*DATASET:*

--- START ---

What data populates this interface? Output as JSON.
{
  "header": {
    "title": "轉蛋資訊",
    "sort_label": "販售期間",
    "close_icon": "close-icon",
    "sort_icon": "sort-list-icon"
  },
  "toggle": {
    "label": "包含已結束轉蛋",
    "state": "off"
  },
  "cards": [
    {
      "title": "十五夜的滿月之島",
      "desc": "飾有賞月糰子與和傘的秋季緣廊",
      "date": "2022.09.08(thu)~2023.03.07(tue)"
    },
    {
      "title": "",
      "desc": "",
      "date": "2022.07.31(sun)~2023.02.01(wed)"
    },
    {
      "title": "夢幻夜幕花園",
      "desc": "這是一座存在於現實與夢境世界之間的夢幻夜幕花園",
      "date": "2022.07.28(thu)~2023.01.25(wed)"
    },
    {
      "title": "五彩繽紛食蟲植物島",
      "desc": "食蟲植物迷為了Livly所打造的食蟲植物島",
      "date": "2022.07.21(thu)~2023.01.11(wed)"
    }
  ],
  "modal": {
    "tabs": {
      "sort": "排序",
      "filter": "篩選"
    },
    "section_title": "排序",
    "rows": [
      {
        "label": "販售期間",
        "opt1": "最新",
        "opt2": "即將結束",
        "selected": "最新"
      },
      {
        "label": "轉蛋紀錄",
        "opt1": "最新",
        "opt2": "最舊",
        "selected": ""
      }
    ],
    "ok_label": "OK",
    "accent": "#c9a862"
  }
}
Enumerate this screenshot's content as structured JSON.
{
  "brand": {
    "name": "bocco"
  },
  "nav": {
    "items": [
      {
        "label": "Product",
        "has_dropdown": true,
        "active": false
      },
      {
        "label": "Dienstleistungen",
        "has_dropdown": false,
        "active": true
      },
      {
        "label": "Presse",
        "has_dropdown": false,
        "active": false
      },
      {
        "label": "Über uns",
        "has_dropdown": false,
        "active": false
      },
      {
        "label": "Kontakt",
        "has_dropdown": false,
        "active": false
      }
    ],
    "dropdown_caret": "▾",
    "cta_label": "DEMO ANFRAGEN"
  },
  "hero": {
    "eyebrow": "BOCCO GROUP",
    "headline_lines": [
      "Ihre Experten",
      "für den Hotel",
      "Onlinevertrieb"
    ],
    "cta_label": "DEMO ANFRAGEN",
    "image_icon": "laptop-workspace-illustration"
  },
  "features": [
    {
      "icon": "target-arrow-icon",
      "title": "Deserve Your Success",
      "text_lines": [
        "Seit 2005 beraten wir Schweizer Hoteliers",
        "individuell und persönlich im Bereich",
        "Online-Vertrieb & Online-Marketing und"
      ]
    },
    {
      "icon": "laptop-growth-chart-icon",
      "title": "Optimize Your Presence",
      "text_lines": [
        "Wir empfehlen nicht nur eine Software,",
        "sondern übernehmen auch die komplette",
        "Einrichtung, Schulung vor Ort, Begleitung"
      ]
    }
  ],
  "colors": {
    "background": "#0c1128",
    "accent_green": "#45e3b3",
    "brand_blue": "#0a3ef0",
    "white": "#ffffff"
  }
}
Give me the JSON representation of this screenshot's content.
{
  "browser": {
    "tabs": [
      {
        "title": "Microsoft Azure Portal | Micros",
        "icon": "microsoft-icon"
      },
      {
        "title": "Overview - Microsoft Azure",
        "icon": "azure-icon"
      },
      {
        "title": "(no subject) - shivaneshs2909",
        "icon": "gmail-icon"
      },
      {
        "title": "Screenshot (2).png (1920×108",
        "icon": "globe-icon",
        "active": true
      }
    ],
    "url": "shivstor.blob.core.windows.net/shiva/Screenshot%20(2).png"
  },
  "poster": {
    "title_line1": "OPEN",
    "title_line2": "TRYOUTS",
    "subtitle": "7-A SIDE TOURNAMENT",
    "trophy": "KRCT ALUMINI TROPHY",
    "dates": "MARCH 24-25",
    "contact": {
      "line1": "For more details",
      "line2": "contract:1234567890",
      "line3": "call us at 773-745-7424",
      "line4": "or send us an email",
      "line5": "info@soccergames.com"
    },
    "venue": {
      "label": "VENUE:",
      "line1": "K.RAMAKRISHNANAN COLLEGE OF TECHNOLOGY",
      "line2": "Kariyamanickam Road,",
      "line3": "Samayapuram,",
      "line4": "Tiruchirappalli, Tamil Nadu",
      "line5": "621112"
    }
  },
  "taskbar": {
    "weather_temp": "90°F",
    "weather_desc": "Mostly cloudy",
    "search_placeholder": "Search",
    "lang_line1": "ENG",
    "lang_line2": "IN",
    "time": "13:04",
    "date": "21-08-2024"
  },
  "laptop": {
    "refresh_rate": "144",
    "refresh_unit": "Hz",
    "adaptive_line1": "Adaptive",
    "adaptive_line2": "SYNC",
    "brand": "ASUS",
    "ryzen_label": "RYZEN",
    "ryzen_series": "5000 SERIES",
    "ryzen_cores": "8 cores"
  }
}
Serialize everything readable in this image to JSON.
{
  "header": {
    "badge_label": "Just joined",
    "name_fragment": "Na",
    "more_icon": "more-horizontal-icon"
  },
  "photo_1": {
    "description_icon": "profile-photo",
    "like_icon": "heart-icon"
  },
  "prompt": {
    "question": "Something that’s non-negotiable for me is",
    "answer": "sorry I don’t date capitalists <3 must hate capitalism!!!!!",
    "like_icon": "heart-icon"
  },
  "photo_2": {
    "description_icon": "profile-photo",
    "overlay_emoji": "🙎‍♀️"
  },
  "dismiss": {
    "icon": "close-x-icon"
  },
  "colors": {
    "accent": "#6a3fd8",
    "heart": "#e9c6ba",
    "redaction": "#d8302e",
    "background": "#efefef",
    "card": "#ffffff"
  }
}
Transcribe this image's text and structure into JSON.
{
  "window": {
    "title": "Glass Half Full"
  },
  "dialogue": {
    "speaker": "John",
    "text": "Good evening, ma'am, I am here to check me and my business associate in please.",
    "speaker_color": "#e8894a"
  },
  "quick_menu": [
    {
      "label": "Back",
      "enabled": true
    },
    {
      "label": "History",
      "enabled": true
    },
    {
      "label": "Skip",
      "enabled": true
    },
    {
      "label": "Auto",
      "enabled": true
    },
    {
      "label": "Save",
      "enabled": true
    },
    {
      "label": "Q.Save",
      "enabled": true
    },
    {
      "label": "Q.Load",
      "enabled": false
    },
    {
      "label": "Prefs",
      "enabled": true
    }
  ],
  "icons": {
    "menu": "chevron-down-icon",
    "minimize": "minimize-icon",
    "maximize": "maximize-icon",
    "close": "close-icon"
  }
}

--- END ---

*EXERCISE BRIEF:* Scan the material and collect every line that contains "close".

*WRITTEN ANSWER:*
    "close_icon": "close-icon",
    "icon": "close-x-icon"
    "close": "close-icon"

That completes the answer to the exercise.